South Korea approves its first digital therapeutic

JayMantri via Pixabay

An app to treat insomnia has become the first digital therapeutics (DTx) to be approved for marketing by the Ministry of Food and Drug Safety (MFDS) in South Korea.

The software as a medical device (SaMD) app – Aimmed’s Sommz – relies on a cognitive behavioural therapy (CBT) approach that has been put through its paces in clinical trials conducted within South Korea.

The app was among a crop of digital therapeutics that were reviewed via a new process for innovative medical devices that was introduced last year, and provides a framework of assessing and approving artificial intelligence (AI), big data, and digital health technologies.

The MFDS works alongside Korea’s Ministry of Health and Welfare, the Korea Health Industry Development Institute, the Health Insurance Review and Assessment Service, and the Korea Health and Medical Research Institute during the review process.

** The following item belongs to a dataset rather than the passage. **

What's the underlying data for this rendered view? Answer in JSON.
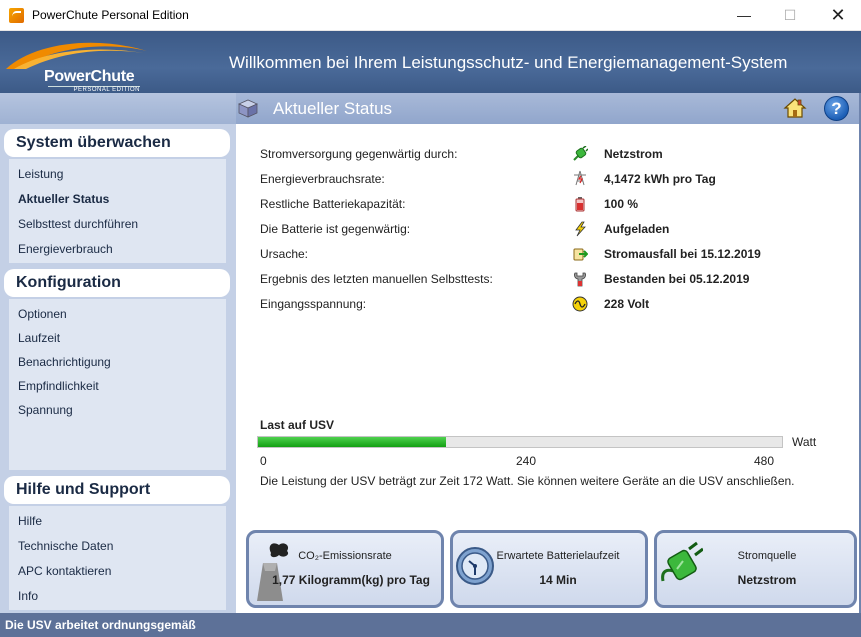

Sommz was given a provisional green light in December along with another insomnia app from Samsung spin-off WELT Corp, called PilLow Rx, as well as an artificial intelligence-powered software to aid in the diagnosis of stroke from medical imaging developed JLK Co.

The three digital health products are from a batch of eight that were filed using the new pathway shortly after it came into effect last October.

Aimmed’s app provides a six- to nine-week course of CBT after an initial consultation to help users improve sleep quality.

CBT is recognised as an effective therapy for insomnia, but in South Korea – like most countries around the world – demand for CBT far outstrips the availability of licensed therapists. The aim is to identify feelings, thoughts, and behaviours that are contributing to poor sleep, and finding ways to circumvent them.

DTx apps that can provide CBT without a therapist being present offer a way to broaden access, and are being rolled out by health services around the world including, for example, in the UK, which cleared NHS use of Big Health’s Sleepio app last year. They can help avoid the use of sleep medicines, which are only recommended for short-term use, can have unwanted side-effects, and do not address the underlying cause of insomnia.

Approval via the new process is, however, only the first hurdle for Aimmed. While the company can now market the app on a paid basis to customers in South Korea, widespread use will rely on securing reimbursement approval, which is still in the early stages for DTx, with a guideline in the final stages of being drawn up by the MFDS.

Minister of Health and Welfare Cho Kyu-hong said last December that the review framework will help South Korea’s digital health sector achieve “global competitiveness” and provide “an opportunity to lead the world in the field of advanced technology”.